Today, Microsoft will publicly release a 'technical refresh' designed to fix the niggling problems left in the new version of its Office suite. The refresh will be available free to the 3.5 million people who are running Beta 2.0 already.

Ironically, the Office suite beta, which I've been running for a few months, seemed pretty well cooked even before this refresh – it's stable and feels fairly finished in terms of format and features. It's a sharp contrast with Windows Vista, which Microsoft says is already a release candidate but feels much more like a beta, with lots of stability problems and a general feeling of rough edges.

The huge change with this version of Office is not features, but the interface.
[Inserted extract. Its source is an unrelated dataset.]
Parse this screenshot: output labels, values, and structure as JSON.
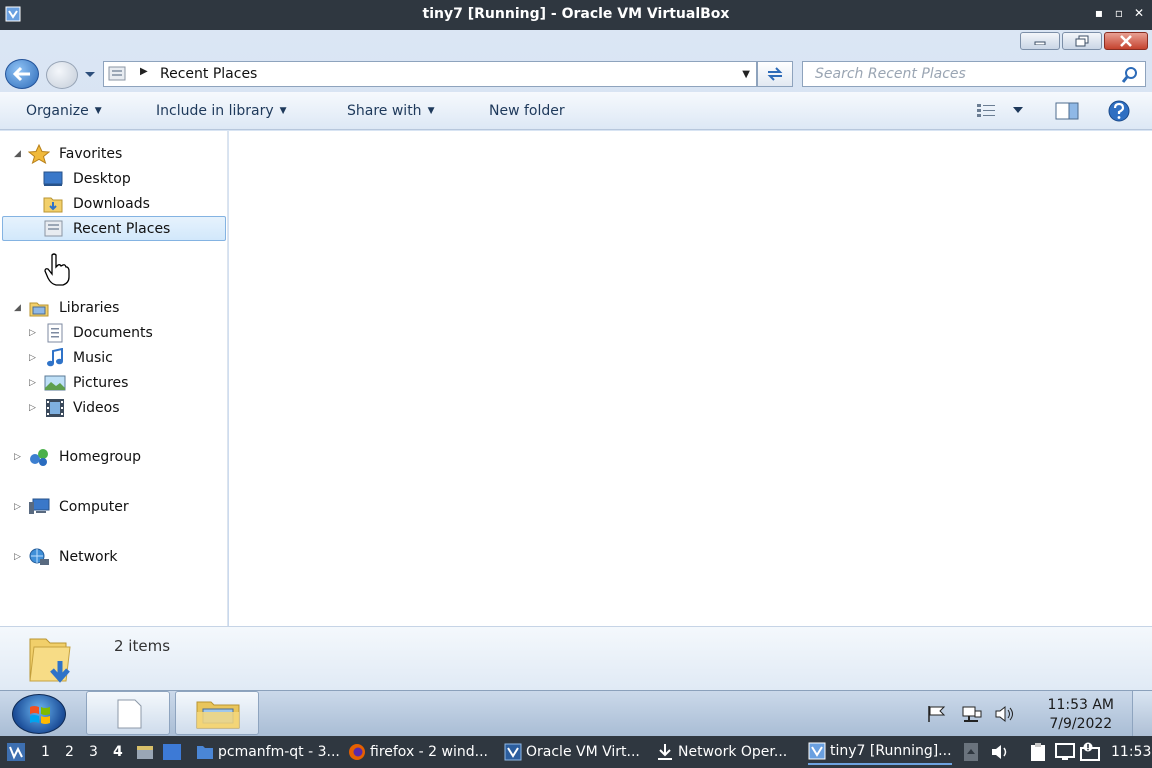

Microsoft has replaced most drop-down menus with what they call the Ribbon, a thick stripe at the top of the window that shows, mostly graphically, the options you have when you're in certain phases of creating a document.

If you're working on the page layout of a word doc, for instance, you'll see options for creating columns, changing the indent or adding a watermark.

I'm a fan of the Ribbon. It exposes useful features I never knew Office had. But it's certain to be the most controversial part of the new version. Some people will understandably feel that they know how to use Office as is and won't want to learn a new interface. And some will complain that the Ribbon takes up too much screen space.

Microsoft has steadfastly refused to add a 'classic view' with the traditional drop-down menus. But the technical refresh does throw a bone to those who complain about the size of the new Ribbon by making it easier to minimise the feature. Now if you double-click on a tab like Page Layout, the Ribbon will disappear.

Click on the tab again and the Ribbon will appear as a toolbar that floats over the top inch or so of your document.

As long as you're not working on that top inch at the moment it could be a reasonable compromise for people who need the new Office but yearn for the old UI.

Microsoft has gone into full-on marketing mode for Office, so there are lots of materials available online. The best place to start is here, where you can see a video about the new UI and, as of today, download the beta.